- WHAT IS REQUIRED: Each entry in the listing below should be returned precisely as it is.

- RECORDS FOR THE EXERCISE:
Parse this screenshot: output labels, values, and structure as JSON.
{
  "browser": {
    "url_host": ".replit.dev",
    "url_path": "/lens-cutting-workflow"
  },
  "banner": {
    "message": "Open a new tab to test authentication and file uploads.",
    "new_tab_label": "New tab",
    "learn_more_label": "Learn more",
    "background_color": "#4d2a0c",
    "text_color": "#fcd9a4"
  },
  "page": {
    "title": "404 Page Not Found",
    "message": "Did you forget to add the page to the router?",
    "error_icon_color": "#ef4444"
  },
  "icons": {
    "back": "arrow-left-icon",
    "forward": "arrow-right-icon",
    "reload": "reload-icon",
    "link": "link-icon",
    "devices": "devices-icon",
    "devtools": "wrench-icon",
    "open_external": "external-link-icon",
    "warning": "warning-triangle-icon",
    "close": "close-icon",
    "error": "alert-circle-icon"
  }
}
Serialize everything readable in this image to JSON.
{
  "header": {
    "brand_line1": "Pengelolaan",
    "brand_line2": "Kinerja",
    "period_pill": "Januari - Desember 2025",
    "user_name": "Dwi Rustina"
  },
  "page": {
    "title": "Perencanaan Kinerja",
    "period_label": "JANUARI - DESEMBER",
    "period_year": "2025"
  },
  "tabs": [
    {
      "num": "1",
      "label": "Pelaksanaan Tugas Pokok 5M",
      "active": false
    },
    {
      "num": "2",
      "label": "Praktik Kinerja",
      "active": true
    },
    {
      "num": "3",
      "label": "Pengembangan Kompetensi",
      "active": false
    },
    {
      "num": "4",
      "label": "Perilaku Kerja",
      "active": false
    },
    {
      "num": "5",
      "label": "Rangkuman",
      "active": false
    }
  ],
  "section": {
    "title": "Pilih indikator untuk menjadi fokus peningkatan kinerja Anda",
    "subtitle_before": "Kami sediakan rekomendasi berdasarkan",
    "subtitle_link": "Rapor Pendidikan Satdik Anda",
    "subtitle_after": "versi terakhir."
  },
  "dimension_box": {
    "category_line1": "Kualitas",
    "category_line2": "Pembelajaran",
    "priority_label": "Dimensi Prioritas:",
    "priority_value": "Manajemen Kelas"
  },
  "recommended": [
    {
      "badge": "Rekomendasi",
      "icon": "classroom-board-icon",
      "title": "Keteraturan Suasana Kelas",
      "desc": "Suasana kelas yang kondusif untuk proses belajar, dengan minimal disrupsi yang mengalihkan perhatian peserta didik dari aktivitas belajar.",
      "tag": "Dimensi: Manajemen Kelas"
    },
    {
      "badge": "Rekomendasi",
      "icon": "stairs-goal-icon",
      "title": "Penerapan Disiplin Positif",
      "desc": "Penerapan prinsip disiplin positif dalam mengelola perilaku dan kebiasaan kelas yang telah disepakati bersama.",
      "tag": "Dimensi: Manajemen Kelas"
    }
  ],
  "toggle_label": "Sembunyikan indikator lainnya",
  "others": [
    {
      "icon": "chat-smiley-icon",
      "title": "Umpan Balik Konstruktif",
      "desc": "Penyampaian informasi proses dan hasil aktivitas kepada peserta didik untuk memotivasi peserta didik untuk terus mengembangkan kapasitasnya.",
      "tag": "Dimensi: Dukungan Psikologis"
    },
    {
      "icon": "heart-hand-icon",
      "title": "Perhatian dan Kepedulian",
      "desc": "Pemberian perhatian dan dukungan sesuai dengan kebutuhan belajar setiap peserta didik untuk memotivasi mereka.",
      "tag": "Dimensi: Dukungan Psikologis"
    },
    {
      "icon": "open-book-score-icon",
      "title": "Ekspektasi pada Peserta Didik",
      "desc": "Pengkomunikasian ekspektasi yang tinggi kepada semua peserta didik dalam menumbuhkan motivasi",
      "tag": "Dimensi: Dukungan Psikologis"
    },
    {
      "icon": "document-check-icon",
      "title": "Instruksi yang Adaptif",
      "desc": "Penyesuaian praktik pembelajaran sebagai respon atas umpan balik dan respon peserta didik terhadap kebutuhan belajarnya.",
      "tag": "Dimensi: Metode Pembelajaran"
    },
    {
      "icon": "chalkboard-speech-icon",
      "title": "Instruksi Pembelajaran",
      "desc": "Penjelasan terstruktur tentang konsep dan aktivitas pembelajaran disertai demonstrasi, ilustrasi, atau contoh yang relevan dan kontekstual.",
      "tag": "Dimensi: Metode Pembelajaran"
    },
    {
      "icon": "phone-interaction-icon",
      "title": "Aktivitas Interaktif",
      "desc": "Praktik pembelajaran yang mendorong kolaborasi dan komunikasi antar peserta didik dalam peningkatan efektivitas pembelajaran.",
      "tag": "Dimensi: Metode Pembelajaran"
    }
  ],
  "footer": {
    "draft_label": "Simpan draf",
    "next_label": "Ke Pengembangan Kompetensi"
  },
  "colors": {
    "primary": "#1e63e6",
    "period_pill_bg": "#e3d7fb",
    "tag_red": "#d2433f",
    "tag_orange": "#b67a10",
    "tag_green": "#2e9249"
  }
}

- EXERCISE OUTPUT:
Parse this screenshot: output labels, values, and structure as JSON.
{
  "browser": {
    "url_host": ".replit.dev",
    "url_path": "/lens-cutting-workflow"
  },
  "banner": {
    "message": "Open a new tab to test authentication and file uploads.",
    "new_tab_label": "New tab",
    "learn_more_label": "Learn more",
    "background_color": "#4d2a0c",
    "text_color": "#fcd9a4"
  },
  "page": {
    "title": "404 Page Not Found",
    "message": "Did you forget to add the page to the router?",
    "error_icon_color": "#ef4444"
  },
  "icons": {
    "back": "arrow-left-icon",
    "forward": "arrow-right-icon",
    "reload": "reload-icon",
    "link": "link-icon",
    "devices": "devices-icon",
    "devtools": "wrench-icon",
    "open_external": "external-link-icon",
    "warning": "warning-triangle-icon",
    "close": "close-icon",
    "error": "alert-circle-icon"
  }
}
Serialize everything readable in this image to JSON.
{
  "header": {
    "brand_line1": "Pengelolaan",
    "brand_line2": "Kinerja",
    "period_pill": "Januari - Desember 2025",
    "user_name": "Dwi Rustina"
  },
  "page": {
    "title": "Perencanaan Kinerja",
    "period_label": "JANUARI - DESEMBER",
    "period_year": "2025"
  },
  "tabs": [
    {
      "num": "1",
      "label": "Pelaksanaan Tugas Pokok 5M",
      "active": false
    },
    {
      "num": "2",
      "label": "Praktik Kinerja",
      "active": true
    },
    {
      "num": "3",
      "label": "Pengembangan Kompetensi",
      "active": false
    },
    {
      "num": "4",
      "label": "Perilaku Kerja",
      "active": false
    },
    {
      "num": "5",
      "label": "Rangkuman",
      "active": false
    }
  ],
  "section": {
    "title": "Pilih indikator untuk menjadi fokus peningkatan kinerja Anda",
    "subtitle_before": "Kami sediakan rekomendasi berdasarkan",
    "subtitle_link": "Rapor Pendidikan Satdik Anda",
    "subtitle_after": "versi terakhir."
  },
  "dimension_box": {
    "category_line1": "Kualitas",
    "category_line2": "Pembelajaran",
    "priority_label": "Dimensi Prioritas:",
    "priority_value": "Manajemen Kelas"
  },
  "recommended": [
    {
      "badge": "Rekomendasi",
      "icon": "classroom-board-icon",
      "title": "Keteraturan Suasana Kelas",
      "desc": "Suasana kelas yang kondusif untuk proses belajar, dengan minimal disrupsi yang mengalihkan perhatian peserta didik dari aktivitas belajar.",
      "tag": "Dimensi: Manajemen Kelas"
    },
    {
      "badge": "Rekomendasi",
      "icon": "stairs-goal-icon",
      "title": "Penerapan Disiplin Positif",
      "desc": "Penerapan prinsip disiplin positif dalam mengelola perilaku dan kebiasaan kelas yang telah disepakati bersama.",
      "tag": "Dimensi: Manajemen Kelas"
    }
  ],
  "toggle_label": "Sembunyikan indikator lainnya",
  "others": [
    {
      "icon": "chat-smiley-icon",
      "title": "Umpan Balik Konstruktif",
      "desc": "Penyampaian informasi proses dan hasil aktivitas kepada peserta didik untuk memotivasi peserta didik untuk terus mengembangkan kapasitasnya.",
      "tag": "Dimensi: Dukungan Psikologis"
    },
    {
      "icon": "heart-hand-icon",
      "title": "Perhatian dan Kepedulian",
      "desc": "Pemberian perhatian dan dukungan sesuai dengan kebutuhan belajar setiap peserta didik untuk memotivasi mereka.",
      "tag": "Dimensi: Dukungan Psikologis"
    },
    {
      "icon": "open-book-score-icon",
      "title": "Ekspektasi pada Peserta Didik",
      "desc": "Pengkomunikasian ekspektasi yang tinggi kepada semua peserta didik dalam menumbuhkan motivasi",
      "tag": "Dimensi: Dukungan Psikologis"
    },
    {
      "icon": "document-check-icon",
      "title": "Instruksi yang Adaptif",
      "desc": "Penyesuaian praktik pembelajaran sebagai respon atas umpan balik dan respon peserta didik terhadap kebutuhan belajarnya.",
      "tag": "Dimensi: Metode Pembelajaran"
    },
    {
      "icon": "chalkboard-speech-icon",
      "title": "Instruksi Pembelajaran",
      "desc": "Penjelasan terstruktur tentang konsep dan aktivitas pembelajaran disertai demonstrasi, ilustrasi, atau contoh yang relevan dan kontekstual.",
      "tag": "Dimensi: Metode Pembelajaran"
    },
    {
      "icon": "phone-interaction-icon",
      "title": "Aktivitas Interaktif",
      "desc": "Praktik pembelajaran yang mendorong kolaborasi dan komunikasi antar peserta didik dalam peningkatan efektivitas pembelajaran.",
      "tag": "Dimensi: Metode Pembelajaran"
    }
  ],
  "footer": {
    "draft_label": "Simpan draf",
    "next_label": "Ke Pengembangan Kompetensi"
  },
  "colors": {
    "primary": "#1e63e6",
    "period_pill_bg": "#e3d7fb",
    "tag_red": "#d2433f",
    "tag_orange": "#b67a10",
    "tag_green": "#2e9249"
  }
}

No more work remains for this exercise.